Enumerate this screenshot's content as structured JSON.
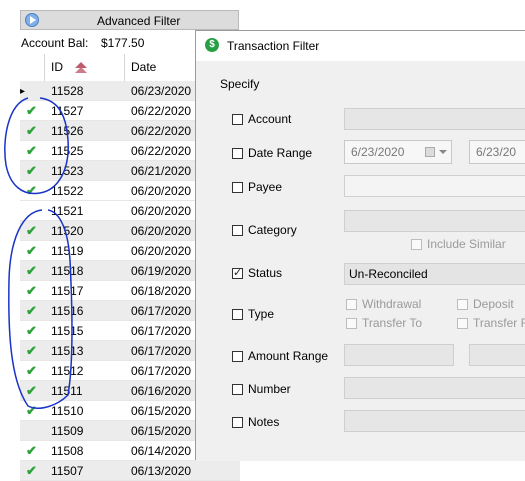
{
  "adv_filter": {
    "title": "Advanced Filter",
    "account_bal_label": "Account Bal:",
    "account_bal_value": "$177.50"
  },
  "grid": {
    "headers": {
      "id": "ID",
      "date": "Date"
    },
    "rows": [
      {
        "id": "11528",
        "date": "06/23/2020",
        "checked": false,
        "selected": true
      },
      {
        "id": "11527",
        "date": "06/22/2020",
        "checked": true,
        "selected": false
      },
      {
        "id": "11526",
        "date": "06/22/2020",
        "checked": true,
        "selected": true
      },
      {
        "id": "11525",
        "date": "06/22/2020",
        "checked": true,
        "selected": false
      },
      {
        "id": "11523",
        "date": "06/21/2020",
        "checked": true,
        "selected": true
      },
      {
        "id": "11522",
        "date": "06/20/2020",
        "checked": true,
        "selected": false
      },
      {
        "id": "11521",
        "date": "06/20/2020",
        "checked": false,
        "selected": false
      },
      {
        "id": "11520",
        "date": "06/20/2020",
        "checked": true,
        "selected": true
      },
      {
        "id": "11519",
        "date": "06/20/2020",
        "checked": true,
        "selected": false
      },
      {
        "id": "11518",
        "date": "06/19/2020",
        "checked": true,
        "selected": true
      },
      {
        "id": "11517",
        "date": "06/18/2020",
        "checked": true,
        "selected": false
      },
      {
        "id": "11516",
        "date": "06/17/2020",
        "checked": true,
        "selected": true
      },
      {
        "id": "11515",
        "date": "06/17/2020",
        "checked": true,
        "selected": false
      },
      {
        "id": "11513",
        "date": "06/17/2020",
        "checked": true,
        "selected": true
      },
      {
        "id": "11512",
        "date": "06/17/2020",
        "checked": true,
        "selected": false
      },
      {
        "id": "11511",
        "date": "06/16/2020",
        "checked": true,
        "selected": true
      },
      {
        "id": "11510",
        "date": "06/15/2020",
        "checked": true,
        "selected": false
      },
      {
        "id": "11509",
        "date": "06/15/2020",
        "checked": false,
        "selected": true
      },
      {
        "id": "11508",
        "date": "06/14/2020",
        "checked": true,
        "selected": false
      },
      {
        "id": "11507",
        "date": "06/13/2020",
        "checked": true,
        "selected": true
      }
    ]
  },
  "dialog": {
    "title": "Transaction Filter",
    "icon": "dollar-icon",
    "specify": "Specify",
    "account": "Account",
    "date_range": "Date Range",
    "date_from": "6/23/2020",
    "date_to": "6/23/20",
    "payee": "Payee",
    "category": "Category",
    "include_similar": "Include Similar",
    "status": "Status",
    "status_value": "Un-Reconciled",
    "type": "Type",
    "withdrawal": "Withdrawal",
    "deposit": "Deposit",
    "transfer_to": "Transfer To",
    "transfer_from": "Transfer Fr",
    "amount_range": "Amount Range",
    "number": "Number",
    "notes": "Notes"
  },
  "colors": {
    "check_green": "#2fa33b",
    "annotation_blue": "#1a33c9",
    "sort_icon": "#c05d6d"
  }
}
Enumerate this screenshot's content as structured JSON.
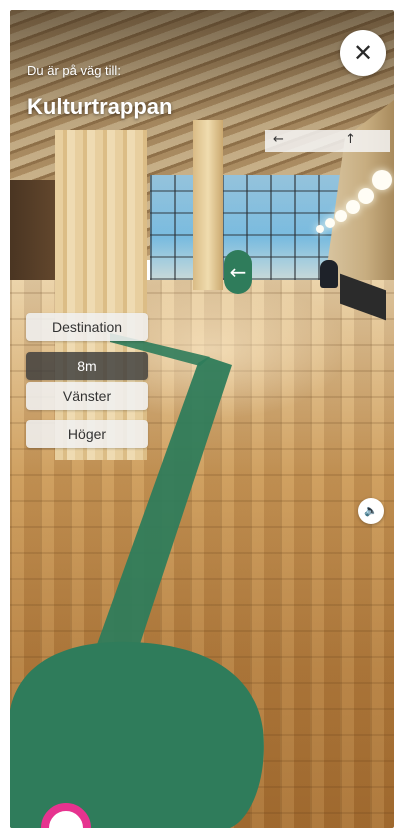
{
  "header": {
    "subtitle": "Du är på väg till:",
    "destination_name": "Kulturtrappan",
    "close_icon": "close-icon"
  },
  "background_sign": {
    "left_arrow": "←",
    "up_arrow": "↑"
  },
  "ar": {
    "turn_arrow_icon": "arrow-left-icon",
    "turn_arrow_glyph": "←",
    "path_color": "#2f7c5b"
  },
  "controls": {
    "destination_label": "Destination",
    "distance": "8m",
    "left_label": "Vänster",
    "right_label": "Höger"
  },
  "sound": {
    "icon": "speaker-icon",
    "glyph": "🔈"
  },
  "colors": {
    "accent": "#e6338f",
    "path_green": "#2f7c5b"
  }
}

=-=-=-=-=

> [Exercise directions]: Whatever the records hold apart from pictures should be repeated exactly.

> [Output of the task]:
Enumerate this screenshot's content as structured JSON.
{
  "adv_filter": {
    "title": "Advanced Filter",
    "account_bal_label": "Account Bal:",
    "account_bal_value": "$177.50"
  },
  "grid": {
    "headers": {
      "id": "ID",
      "date": "Date"
    },
    "rows": [
      {
        "id": "11528",
        "date": "06/23/2020",
        "checked": false,
        "selected": true
      },
      {
        "id": "11527",
        "date": "06/22/2020",
        "checked": true,
        "selected": false
      },
      {
        "id": "11526",
        "date": "06/22/2020",
        "checked": true,
        "selected": true
      },
      {
        "id": "11525",
        "date": "06/22/2020",
        "checked": true,
        "selected": false
      },
      {
        "id": "11523",
        "date": "06/21/2020",
        "checked": true,
        "selected": true
      },
      {
        "id": "11522",
        "date": "06/20/2020",
        "checked": true,
        "selected": false
      },
      {
        "id": "11521",
        "date": "06/20/2020",
        "checked": false,
        "selected": false
      },
      {
        "id": "11520",
        "date": "06/20/2020",
        "checked": true,
        "selected": true
      },
      {
        "id": "11519",
        "date": "06/20/2020",
        "checked": true,
        "selected": false
      },
      {
        "id": "11518",
        "date": "06/19/2020",
        "checked": true,
        "selected": true
      },
      {
        "id": "11517",
        "date": "06/18/2020",
        "checked": true,
        "selected": false
      },
      {
        "id": "11516",
        "date": "06/17/2020",
        "checked": true,
        "selected": true
      },
      {
        "id": "11515",
        "date": "06/17/2020",
        "checked": true,
        "selected": false
      },
      {
        "id": "11513",
        "date": "06/17/2020",
        "checked": true,
        "selected": true
      },
      {
        "id": "11512",
        "date": "06/17/2020",
        "checked": true,
        "selected": false
      },
      {
        "id": "11511",
        "date": "06/16/2020",
        "checked": true,
        "selected": true
      },
      {
        "id": "11510",
        "date": "06/15/2020",
        "checked": true,
        "selected": false
      },
      {
        "id": "11509",
        "date": "06/15/2020",
        "checked": false,
        "selected": true
      },
      {
        "id": "11508",
        "date": "06/14/2020",
        "checked": true,
        "selected": false
      },
      {
        "id": "11507",
        "date": "06/13/2020",
        "checked": true,
        "selected": true
      }
    ]
  },
  "dialog": {
    "title": "Transaction Filter",
    "icon": "dollar-icon",
    "specify": "Specify",
    "account": "Account",
    "date_range": "Date Range",
    "date_from": "6/23/2020",
    "date_to": "6/23/20",
    "payee": "Payee",
    "category": "Category",
    "include_similar": "Include Similar",
    "status": "Status",
    "status_value": "Un-Reconciled",
    "type": "Type",
    "withdrawal": "Withdrawal",
    "deposit": "Deposit",
    "transfer_to": "Transfer To",
    "transfer_from": "Transfer Fr",
    "amount_range": "Amount Range",
    "number": "Number",
    "notes": "Notes"
  },
  "colors": {
    "check_green": "#2fa33b",
    "annotation_blue": "#1a33c9",
    "sort_icon": "#c05d6d"
  }
}
Enumerate this screenshot's content as structured JSON.
{
  "header": {
    "subtitle": "Du är på väg till:",
    "destination_name": "Kulturtrappan",
    "close_icon": "close-icon"
  },
  "background_sign": {
    "left_arrow": "←",
    "up_arrow": "↑"
  },
  "ar": {
    "turn_arrow_icon": "arrow-left-icon",
    "turn_arrow_glyph": "←",
    "path_color": "#2f7c5b"
  },
  "controls": {
    "destination_label": "Destination",
    "distance": "8m",
    "left_label": "Vänster",
    "right_label": "Höger"
  },
  "sound": {
    "icon": "speaker-icon",
    "glyph": "🔈"
  },
  "colors": {
    "accent": "#e6338f",
    "path_green": "#2f7c5b"
  }
}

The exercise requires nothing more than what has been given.